Task statement: The whole listing should be given back without any alteration.

##### Data records

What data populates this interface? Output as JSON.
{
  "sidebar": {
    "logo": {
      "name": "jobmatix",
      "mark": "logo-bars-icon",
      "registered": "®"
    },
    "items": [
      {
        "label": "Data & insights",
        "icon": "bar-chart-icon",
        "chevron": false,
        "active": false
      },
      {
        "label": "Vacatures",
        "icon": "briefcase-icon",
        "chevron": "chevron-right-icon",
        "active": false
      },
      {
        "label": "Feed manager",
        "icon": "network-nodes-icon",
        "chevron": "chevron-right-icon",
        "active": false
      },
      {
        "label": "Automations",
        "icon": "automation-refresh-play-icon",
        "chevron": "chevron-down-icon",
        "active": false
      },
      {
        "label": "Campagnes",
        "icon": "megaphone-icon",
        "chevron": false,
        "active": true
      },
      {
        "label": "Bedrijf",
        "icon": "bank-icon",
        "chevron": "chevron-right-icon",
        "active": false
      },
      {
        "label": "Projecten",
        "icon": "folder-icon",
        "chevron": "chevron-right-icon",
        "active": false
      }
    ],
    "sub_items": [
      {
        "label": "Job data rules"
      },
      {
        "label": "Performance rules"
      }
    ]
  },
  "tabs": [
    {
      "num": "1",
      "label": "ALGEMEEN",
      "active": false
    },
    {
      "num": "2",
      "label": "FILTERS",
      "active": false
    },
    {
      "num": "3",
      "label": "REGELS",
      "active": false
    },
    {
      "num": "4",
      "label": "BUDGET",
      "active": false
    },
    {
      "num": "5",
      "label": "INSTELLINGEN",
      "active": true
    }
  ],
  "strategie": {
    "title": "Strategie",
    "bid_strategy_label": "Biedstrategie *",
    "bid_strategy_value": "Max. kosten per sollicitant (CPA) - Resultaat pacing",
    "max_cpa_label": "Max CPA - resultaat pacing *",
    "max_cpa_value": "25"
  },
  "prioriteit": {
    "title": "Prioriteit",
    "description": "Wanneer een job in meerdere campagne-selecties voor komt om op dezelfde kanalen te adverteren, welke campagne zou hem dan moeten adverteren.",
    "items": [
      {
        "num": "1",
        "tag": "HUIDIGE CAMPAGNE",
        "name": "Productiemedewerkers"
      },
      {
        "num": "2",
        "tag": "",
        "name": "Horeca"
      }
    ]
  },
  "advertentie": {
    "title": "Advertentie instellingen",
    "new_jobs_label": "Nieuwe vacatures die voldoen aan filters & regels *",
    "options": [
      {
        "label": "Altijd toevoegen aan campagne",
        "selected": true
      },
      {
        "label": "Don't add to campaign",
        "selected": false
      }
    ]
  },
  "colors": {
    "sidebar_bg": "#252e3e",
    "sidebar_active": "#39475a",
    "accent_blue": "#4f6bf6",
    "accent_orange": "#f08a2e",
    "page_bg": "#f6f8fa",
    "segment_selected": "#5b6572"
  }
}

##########

Answer box:
What data populates this interface? Output as JSON.
{
  "sidebar": {
    "logo": {
      "name": "jobmatix",
      "mark": "logo-bars-icon",
      "registered": "®"
    },
    "items": [
      {
        "label": "Data & insights",
        "icon": "bar-chart-icon",
        "chevron": false,
        "active": false
      },
      {
        "label": "Vacatures",
        "icon": "briefcase-icon",
        "chevron": "chevron-right-icon",
        "active": false
      },
      {
        "label": "Feed manager",
        "icon": "network-nodes-icon",
        "chevron": "chevron-right-icon",
        "active": false
      },
      {
        "label": "Automations",
        "icon": "automation-refresh-play-icon",
        "chevron": "chevron-down-icon",
        "active": false
      },
      {
        "label": "Campagnes",
        "icon": "megaphone-icon",
        "chevron": false,
        "active": true
      },
      {
        "label": "Bedrijf",
        "icon": "bank-icon",
        "chevron": "chevron-right-icon",
        "active": false
      },
      {
        "label": "Projecten",
        "icon": "folder-icon",
        "chevron": "chevron-right-icon",
        "active": false
      }
    ],
    "sub_items": [
      {
        "label": "Job data rules"
      },
      {
        "label": "Performance rules"
      }
    ]
  },
  "tabs": [
    {
      "num": "1",
      "label": "ALGEMEEN",
      "active": false
    },
    {
      "num": "2",
      "label": "FILTERS",
      "active": false
    },
    {
      "num": "3",
      "label": "REGELS",
      "active": false
    },
    {
      "num": "4",
      "label": "BUDGET",
      "active": false
    },
    {
      "num": "5",
      "label": "INSTELLINGEN",
      "active": true
    }
  ],
  "strategie": {
    "title": "Strategie",
    "bid_strategy_label": "Biedstrategie *",
    "bid_strategy_value": "Max. kosten per sollicitant (CPA) - Resultaat pacing",
    "max_cpa_label": "Max CPA - resultaat pacing *",
    "max_cpa_value": "25"
  },
  "prioriteit": {
    "title": "Prioriteit",
    "description": "Wanneer een job in meerdere campagne-selecties voor komt om op dezelfde kanalen te adverteren, welke campagne zou hem dan moeten adverteren.",
    "items": [
      {
        "num": "1",
        "tag": "HUIDIGE CAMPAGNE",
        "name": "Productiemedewerkers"
      },
      {
        "num": "2",
        "tag": "",
        "name": "Horeca"
      }
    ]
  },
  "advertentie": {
    "title": "Advertentie instellingen",
    "new_jobs_label": "Nieuwe vacatures die voldoen aan filters & regels *",
    "options": [
      {
        "label": "Altijd toevoegen aan campagne",
        "selected": true
      },
      {
        "label": "Don't add to campaign",
        "selected": false
      }
    ]
  },
  "colors": {
    "sidebar_bg": "#252e3e",
    "sidebar_active": "#39475a",
    "accent_blue": "#4f6bf6",
    "accent_orange": "#f08a2e",
    "page_bg": "#f6f8fa",
    "segment_selected": "#5b6572"
  }
}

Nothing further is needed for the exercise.